START DATA FOR REVIEW

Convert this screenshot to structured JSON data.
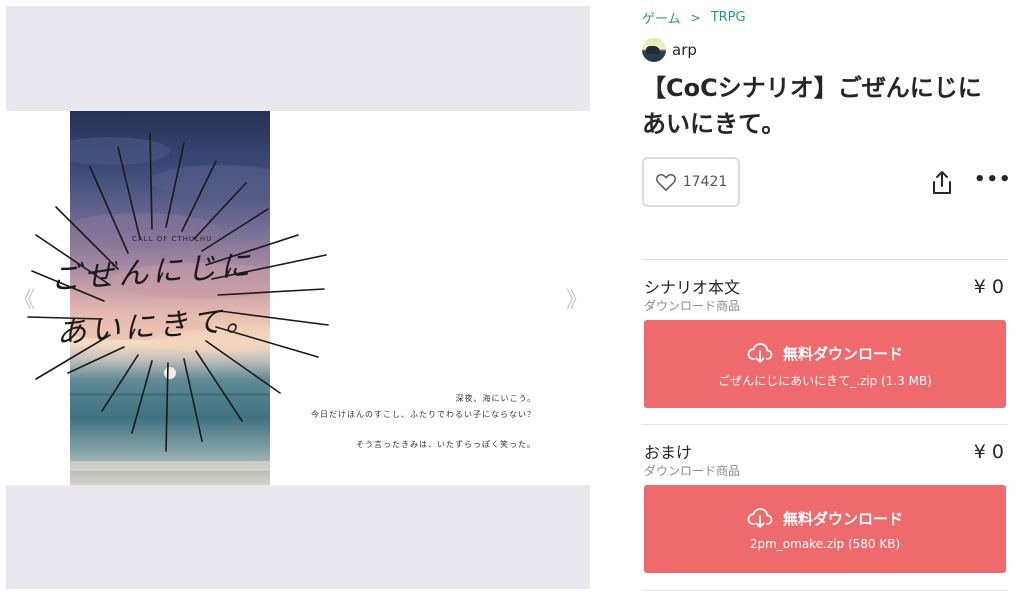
{
  "breadcrumb": {
    "category": "ゲーム",
    "subcategory": "TRPG"
  },
  "shop": {
    "name": "arp",
    "avatar_icon": "shop-avatar-icon"
  },
  "product": {
    "title_line1": "【CoCシナリオ】ごぜんにじに",
    "title_line2": "あいにきて。"
  },
  "actions": {
    "like_count": "17421",
    "like_icon": "heart-icon",
    "share_icon": "share-icon",
    "more_label": "•••"
  },
  "viewer": {
    "prev_arrow": "《",
    "next_arrow": "》",
    "cover_subtitle": "CALL OF CTHULHU",
    "cover_title_line1": "ごぜんにじに",
    "cover_title_line2": "あいにきて。",
    "caption_line1": "深夜、海にいこう。",
    "caption_line2": "今日だけほんのすこし、ふたりでわるい子にならない？",
    "caption_line3": "そう言ったきみは、いたずらっぽく笑った。"
  },
  "items": [
    {
      "name": "シナリオ本文",
      "type": "ダウンロード商品",
      "price": "¥ 0",
      "button_label": "無料ダウンロード",
      "file": "ごぜんにじにあいにきて_.zip (1.3 MB)"
    },
    {
      "name": "おまけ",
      "type": "ダウンロード商品",
      "price": "¥ 0",
      "button_label": "無料ダウンロード",
      "file": "2pm_omake.zip (580 KB)"
    }
  ],
  "colors": {
    "accent_link": "#2a8fa3",
    "download_button": "#ee6a6c",
    "viewer_bg": "#e8e8ee"
  }
}
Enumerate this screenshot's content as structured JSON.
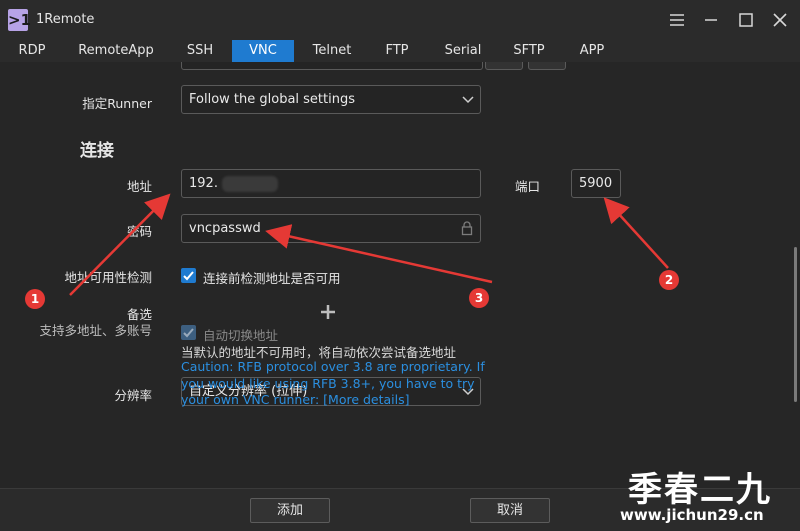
{
  "app": {
    "logo_text": ">1",
    "title": "1Remote"
  },
  "tabs": [
    {
      "label": "RDP",
      "active": false
    },
    {
      "label": "RemoteApp",
      "active": false
    },
    {
      "label": "SSH",
      "active": false
    },
    {
      "label": "VNC",
      "active": true
    },
    {
      "label": "Telnet",
      "active": false
    },
    {
      "label": "FTP",
      "active": false
    },
    {
      "label": "Serial",
      "active": false
    },
    {
      "label": "SFTP",
      "active": false
    },
    {
      "label": "APP",
      "active": false
    }
  ],
  "form": {
    "runner_label": "指定Runner",
    "runner_value": "Follow the global settings",
    "connection_heading": "连接",
    "address_label": "地址",
    "address_value": "192.",
    "port_label": "端口",
    "port_value": "5900",
    "password_label": "密码",
    "password_value": "vncpasswd",
    "check_label": "地址可用性检测",
    "check_text": "连接前检测地址是否可用",
    "check_checked": true,
    "backup_label": "备选",
    "backup_sublabel": "支持多地址、多账号",
    "auto_switch_text": "自动切换地址",
    "auto_switch_hint": "当默认的地址不可用时，将自动依次尝试备选地址",
    "resolution_label": "分辨率",
    "resolution_value": "自定义分辨率 (拉伸)",
    "caution": "Caution: RFB protocol over 3.8 are proprietary. If you would like using RFB 3.8+, you have to try your own VNC runner: [More details]"
  },
  "footer": {
    "add_label": "添加",
    "cancel_label": "取消"
  },
  "annotations": {
    "badge1": "1",
    "badge2": "2",
    "badge3": "3",
    "arrow_color": "#e53935"
  },
  "watermark": {
    "title": "季春二九",
    "url": "www.jichun29.cn"
  },
  "colors": {
    "accent": "#1f7bd0",
    "link": "#2b8fe0",
    "badge": "#e53935"
  }
}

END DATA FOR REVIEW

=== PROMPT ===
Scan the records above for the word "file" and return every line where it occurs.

=== EXERCISE SOLUTION ===
      "file": "ごぜんにじにあいにきて_.zip (1.3 MB)"
      "file": "2pm_omake.zip (580 KB)"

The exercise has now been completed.